My name is Nichole, I go by Mom most of the time. We have 3 boys in 7th, 5th and Kindy 4/5. We also own a small woodworking business, newly relocated. Our dreams are to have our shop and home on the same property, and our Vision is currently in process. Our shop is built, and we are renovating the home on site, but live in a rental 5 minutes away, while doing so.

How does your family start the day? 

We start the day with Kindy, then we move into 5th and 7th. My older boys co-op at our wood shop a couple mornings a week, as well. Outside time or movement helps before school.

Nichole Goff, Waldorfish Families


Give us a snapshot of any management/organizational strategies that are helping you flow through your HOMESCHOOLING days.

What has really helped me this past year is teaching my older boys how to use a planner. If they have their week planned out, including outside of the home classes, appointments, and even online art classes like Waldorfish. It helps our days flow better. It also encourages them to be self-starters, and get going on their subjects. And it helps them know when my “office time” is, which means my availability to teach or help them with their subjects. Boundaries and limits can be an issue with homeschooling. If I do not create those boundaries they may never understand when to have school work completed = deadlines. We are flexible, but as time goes on it is nice to teach deadlines, or school can get dragged out for weeks.

Movement has been huge for us. I have sensory seekers and avoiders, so for years we’ve spent time on helping them to balance that out and cope. So our sensory life has always affected our school life and so on, it is not separate. It’s dimensional.

What are some of your favorite resources? (Homeschool or otherwise)

Waldorf Essentials, Christopherus, Pinterest, IG accounts of wonderful mamas sharing, some FB groups, local activities. And let’s not forget Waldorfish Festival Year, Geometry 5th and 7th, and Weekly Art.


What are you currently reading? 

Where Two Worlds Touch, by Gloria D. Karpinski. With the boys we are currently using Frankenstein as a read-aloud.


What do you do when you are overwhelmed or stressed?

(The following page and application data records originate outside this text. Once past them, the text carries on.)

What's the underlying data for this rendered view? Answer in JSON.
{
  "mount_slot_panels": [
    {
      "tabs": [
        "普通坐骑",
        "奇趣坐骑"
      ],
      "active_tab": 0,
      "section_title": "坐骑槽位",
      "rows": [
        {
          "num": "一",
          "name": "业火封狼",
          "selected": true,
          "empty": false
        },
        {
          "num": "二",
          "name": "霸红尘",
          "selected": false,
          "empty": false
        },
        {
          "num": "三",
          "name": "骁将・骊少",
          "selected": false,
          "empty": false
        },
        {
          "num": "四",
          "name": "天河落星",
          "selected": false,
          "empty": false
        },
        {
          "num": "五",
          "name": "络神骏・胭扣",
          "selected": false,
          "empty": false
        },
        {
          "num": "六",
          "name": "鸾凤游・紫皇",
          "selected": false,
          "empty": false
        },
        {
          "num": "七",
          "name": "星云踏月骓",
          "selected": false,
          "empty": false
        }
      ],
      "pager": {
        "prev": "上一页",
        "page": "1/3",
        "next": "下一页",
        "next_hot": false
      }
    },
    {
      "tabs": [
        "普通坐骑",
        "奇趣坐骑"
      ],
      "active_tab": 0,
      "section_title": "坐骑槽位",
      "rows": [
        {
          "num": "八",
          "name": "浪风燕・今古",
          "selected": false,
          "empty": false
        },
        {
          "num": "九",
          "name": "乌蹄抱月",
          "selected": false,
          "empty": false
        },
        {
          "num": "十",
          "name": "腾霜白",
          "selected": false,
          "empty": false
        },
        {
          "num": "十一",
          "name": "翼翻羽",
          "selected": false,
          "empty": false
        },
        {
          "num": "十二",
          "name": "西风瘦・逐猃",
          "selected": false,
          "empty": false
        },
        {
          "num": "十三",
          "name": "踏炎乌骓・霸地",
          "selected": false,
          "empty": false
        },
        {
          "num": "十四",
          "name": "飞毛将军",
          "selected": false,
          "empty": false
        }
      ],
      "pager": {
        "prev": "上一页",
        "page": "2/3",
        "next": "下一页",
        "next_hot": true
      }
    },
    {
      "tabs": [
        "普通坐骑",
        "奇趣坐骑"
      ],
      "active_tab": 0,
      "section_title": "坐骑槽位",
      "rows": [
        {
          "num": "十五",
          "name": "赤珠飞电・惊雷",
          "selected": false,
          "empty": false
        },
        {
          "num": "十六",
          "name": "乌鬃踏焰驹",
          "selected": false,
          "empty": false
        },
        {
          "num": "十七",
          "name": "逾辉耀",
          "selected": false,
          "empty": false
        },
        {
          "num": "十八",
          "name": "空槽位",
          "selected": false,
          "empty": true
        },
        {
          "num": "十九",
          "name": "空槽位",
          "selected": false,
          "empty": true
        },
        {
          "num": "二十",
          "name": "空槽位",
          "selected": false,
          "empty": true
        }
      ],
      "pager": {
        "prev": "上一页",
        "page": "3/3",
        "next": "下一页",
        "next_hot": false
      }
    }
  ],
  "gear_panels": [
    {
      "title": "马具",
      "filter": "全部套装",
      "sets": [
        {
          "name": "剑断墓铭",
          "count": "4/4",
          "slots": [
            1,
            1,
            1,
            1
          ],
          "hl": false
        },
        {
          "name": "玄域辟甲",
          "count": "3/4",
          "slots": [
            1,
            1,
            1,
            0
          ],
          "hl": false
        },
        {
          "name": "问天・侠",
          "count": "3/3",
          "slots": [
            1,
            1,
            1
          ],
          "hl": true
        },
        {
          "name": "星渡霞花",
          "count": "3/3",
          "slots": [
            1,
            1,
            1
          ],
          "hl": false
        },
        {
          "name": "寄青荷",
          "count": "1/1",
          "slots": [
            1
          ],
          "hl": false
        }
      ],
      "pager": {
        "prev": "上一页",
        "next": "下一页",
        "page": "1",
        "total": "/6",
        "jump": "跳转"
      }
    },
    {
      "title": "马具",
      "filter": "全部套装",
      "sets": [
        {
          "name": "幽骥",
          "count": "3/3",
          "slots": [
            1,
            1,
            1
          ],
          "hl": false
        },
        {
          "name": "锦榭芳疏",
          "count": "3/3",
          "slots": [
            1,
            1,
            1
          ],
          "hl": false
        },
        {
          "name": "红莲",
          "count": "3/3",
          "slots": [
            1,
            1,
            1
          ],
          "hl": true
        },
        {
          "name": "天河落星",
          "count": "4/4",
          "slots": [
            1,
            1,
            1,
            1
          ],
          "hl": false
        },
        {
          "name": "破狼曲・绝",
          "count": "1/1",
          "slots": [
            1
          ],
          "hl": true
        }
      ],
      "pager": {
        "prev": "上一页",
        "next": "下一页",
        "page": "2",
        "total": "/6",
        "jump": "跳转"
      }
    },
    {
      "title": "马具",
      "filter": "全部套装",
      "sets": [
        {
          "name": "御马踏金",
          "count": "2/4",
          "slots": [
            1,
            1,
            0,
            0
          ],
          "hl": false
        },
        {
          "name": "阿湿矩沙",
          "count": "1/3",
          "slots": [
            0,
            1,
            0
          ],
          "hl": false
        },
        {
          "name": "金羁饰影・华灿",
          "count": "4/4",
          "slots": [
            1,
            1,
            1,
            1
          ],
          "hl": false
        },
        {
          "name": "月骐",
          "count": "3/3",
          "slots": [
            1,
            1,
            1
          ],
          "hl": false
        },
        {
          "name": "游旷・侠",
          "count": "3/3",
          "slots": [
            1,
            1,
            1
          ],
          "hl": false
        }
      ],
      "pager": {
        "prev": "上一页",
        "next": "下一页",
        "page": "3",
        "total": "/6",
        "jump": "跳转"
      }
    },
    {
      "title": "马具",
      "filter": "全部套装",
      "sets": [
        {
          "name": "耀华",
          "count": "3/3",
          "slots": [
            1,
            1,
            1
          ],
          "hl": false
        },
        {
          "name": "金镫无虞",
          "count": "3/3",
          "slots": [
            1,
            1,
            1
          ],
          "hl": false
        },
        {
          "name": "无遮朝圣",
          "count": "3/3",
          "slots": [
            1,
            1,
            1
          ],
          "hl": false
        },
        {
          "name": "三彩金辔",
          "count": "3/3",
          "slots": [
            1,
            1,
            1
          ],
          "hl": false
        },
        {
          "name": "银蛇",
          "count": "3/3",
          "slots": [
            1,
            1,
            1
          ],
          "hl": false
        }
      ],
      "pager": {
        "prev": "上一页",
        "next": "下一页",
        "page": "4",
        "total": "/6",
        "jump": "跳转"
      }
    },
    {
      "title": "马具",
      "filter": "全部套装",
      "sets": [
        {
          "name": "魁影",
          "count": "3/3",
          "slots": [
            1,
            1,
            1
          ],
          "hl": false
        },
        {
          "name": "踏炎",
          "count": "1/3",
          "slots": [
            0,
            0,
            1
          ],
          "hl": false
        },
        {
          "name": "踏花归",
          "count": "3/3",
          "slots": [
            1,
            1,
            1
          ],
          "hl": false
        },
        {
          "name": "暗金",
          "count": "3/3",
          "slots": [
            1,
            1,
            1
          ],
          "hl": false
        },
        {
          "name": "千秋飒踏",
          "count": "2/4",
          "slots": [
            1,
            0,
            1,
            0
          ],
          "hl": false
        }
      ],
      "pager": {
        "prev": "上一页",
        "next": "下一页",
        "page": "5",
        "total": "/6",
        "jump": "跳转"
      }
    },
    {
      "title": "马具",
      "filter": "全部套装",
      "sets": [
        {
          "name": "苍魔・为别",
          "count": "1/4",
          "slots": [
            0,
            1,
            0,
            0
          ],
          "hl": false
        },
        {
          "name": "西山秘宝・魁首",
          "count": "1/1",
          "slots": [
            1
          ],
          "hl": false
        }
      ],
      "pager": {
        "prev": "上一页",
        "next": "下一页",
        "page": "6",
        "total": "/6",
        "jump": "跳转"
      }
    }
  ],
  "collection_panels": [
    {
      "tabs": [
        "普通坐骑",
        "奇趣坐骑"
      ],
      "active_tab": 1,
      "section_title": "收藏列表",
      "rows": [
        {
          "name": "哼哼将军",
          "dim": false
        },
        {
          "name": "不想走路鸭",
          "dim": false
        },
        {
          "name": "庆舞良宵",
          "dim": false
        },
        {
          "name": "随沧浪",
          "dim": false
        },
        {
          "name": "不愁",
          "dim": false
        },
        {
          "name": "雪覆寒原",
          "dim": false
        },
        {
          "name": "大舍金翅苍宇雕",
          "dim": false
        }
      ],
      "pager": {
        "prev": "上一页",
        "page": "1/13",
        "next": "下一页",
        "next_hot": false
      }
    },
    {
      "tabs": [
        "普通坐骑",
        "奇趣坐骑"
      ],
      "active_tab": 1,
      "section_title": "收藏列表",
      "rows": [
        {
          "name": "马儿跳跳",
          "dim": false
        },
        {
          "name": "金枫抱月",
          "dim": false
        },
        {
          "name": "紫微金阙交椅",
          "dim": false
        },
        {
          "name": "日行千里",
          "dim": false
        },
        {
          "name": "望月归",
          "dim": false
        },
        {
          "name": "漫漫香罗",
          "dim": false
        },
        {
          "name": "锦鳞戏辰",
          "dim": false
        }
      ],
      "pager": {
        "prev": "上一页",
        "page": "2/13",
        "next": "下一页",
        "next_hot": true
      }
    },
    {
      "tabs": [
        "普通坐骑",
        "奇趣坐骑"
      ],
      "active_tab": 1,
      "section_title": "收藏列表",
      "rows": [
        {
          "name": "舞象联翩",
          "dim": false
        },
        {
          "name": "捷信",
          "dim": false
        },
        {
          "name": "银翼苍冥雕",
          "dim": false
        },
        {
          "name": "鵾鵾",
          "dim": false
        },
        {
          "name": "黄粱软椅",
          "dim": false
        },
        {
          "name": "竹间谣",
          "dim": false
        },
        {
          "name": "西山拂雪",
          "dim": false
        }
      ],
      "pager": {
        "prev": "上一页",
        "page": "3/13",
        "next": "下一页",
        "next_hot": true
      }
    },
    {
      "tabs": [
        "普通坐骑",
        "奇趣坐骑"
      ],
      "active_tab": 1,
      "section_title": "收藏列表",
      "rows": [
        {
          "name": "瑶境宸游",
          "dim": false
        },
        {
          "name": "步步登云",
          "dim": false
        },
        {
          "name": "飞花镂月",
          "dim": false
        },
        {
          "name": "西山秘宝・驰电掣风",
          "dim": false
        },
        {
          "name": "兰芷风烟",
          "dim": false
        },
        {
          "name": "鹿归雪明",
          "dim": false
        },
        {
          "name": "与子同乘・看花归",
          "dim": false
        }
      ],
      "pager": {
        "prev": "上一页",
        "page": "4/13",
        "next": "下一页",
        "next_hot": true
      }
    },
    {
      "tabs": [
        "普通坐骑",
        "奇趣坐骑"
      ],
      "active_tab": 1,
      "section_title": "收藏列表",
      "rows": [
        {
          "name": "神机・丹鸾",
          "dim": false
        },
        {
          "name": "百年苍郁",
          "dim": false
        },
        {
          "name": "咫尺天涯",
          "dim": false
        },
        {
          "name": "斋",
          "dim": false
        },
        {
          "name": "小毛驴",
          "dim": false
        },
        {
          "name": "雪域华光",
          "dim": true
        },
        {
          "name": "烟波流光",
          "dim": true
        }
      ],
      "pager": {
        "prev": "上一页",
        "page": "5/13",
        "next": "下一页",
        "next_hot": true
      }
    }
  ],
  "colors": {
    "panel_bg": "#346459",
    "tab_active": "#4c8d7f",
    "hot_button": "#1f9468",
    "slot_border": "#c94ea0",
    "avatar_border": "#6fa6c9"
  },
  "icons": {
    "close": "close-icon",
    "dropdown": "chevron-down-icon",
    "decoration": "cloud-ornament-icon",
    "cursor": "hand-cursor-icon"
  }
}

Salt bath, fresh air, CBD oil, prayer, breath work.


Please share some words of wisdom you've gleaned over the years.

Life is messy and hard and beautiful. Life is dimensional. I’ve learned that Perserverence is the hard work you do, after all the hard work has already been done. I’ve also learned that I’m a teacher and a healer, and that I’m doing exactly what I should be doing, at this moment, working in my backyard, helping to heal the Sacred Hoop.

Nichole Goff - Waldorfish Families


Tell us a bit about how Waldorfish courses are adding to your school year. Ready....Go!

Waldorfish has helped my boys with confidence, especially my 11 year old, who didn’t feel as talented at drawing. Waldorfish has also helped me as a mama-teacher. I feel less stressed about bringing the content forward. Waldorfish has helped us become consistent each week, spiraling forward within the learning framework of each block.